**EXERCISE GOAL**
Read through the data below and state how many of its lines contain the word "JSON", adding nothing.

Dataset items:
==============================
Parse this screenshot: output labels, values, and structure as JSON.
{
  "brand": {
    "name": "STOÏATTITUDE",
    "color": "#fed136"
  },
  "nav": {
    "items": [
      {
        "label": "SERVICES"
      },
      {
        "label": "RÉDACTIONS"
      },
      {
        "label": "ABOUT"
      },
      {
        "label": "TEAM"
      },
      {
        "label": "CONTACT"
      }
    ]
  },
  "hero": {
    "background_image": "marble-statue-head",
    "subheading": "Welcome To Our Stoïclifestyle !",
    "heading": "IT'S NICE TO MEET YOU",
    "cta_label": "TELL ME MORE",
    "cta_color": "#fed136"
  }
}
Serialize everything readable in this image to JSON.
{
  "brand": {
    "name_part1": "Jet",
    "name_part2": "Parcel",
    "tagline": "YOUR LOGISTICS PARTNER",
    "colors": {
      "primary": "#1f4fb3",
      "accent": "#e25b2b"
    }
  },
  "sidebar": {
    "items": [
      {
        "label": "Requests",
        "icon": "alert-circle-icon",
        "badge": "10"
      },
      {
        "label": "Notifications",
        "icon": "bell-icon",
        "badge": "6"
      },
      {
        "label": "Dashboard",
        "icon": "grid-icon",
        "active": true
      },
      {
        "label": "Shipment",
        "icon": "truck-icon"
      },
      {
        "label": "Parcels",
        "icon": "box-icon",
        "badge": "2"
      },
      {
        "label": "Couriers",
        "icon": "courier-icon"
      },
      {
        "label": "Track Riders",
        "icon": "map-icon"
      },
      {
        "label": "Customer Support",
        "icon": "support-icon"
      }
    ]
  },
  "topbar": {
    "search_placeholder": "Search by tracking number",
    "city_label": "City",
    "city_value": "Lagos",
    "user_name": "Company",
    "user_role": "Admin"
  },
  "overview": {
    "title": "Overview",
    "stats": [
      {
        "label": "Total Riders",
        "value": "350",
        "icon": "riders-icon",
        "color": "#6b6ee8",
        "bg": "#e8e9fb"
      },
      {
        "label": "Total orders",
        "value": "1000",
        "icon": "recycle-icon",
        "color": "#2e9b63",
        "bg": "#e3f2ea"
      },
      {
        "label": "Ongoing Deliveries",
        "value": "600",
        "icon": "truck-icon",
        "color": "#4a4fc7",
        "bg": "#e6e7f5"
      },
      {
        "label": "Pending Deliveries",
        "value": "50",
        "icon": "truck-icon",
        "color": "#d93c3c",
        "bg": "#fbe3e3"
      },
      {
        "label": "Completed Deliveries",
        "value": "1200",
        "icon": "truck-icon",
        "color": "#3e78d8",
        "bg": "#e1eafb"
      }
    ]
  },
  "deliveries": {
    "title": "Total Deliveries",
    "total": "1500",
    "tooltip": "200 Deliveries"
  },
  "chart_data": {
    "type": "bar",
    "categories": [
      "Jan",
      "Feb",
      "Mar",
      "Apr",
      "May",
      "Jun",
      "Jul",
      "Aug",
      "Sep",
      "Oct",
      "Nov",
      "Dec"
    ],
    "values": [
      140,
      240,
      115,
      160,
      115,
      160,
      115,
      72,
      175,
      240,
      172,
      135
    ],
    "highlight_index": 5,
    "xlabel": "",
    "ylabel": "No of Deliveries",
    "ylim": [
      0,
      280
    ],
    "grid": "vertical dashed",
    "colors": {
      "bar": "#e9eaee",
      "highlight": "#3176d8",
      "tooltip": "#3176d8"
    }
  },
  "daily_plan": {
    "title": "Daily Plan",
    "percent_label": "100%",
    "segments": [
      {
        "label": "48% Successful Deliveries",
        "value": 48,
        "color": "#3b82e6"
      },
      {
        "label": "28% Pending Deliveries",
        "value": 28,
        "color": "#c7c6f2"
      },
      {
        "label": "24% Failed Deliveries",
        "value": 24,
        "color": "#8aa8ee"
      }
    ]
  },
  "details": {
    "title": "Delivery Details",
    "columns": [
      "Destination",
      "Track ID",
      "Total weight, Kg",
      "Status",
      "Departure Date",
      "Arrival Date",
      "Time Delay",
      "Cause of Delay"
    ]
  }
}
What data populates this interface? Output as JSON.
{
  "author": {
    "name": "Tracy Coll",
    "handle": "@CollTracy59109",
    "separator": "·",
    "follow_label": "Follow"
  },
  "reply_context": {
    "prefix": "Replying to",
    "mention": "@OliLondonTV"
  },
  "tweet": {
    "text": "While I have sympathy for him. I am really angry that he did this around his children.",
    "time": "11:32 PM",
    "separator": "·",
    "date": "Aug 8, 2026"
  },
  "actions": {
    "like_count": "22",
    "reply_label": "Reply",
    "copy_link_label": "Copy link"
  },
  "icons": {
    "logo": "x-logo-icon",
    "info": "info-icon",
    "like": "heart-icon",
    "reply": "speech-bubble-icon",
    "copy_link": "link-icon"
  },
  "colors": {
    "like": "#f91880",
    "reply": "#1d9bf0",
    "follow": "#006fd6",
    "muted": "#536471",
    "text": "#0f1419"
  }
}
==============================
**TASK ANSWER**
3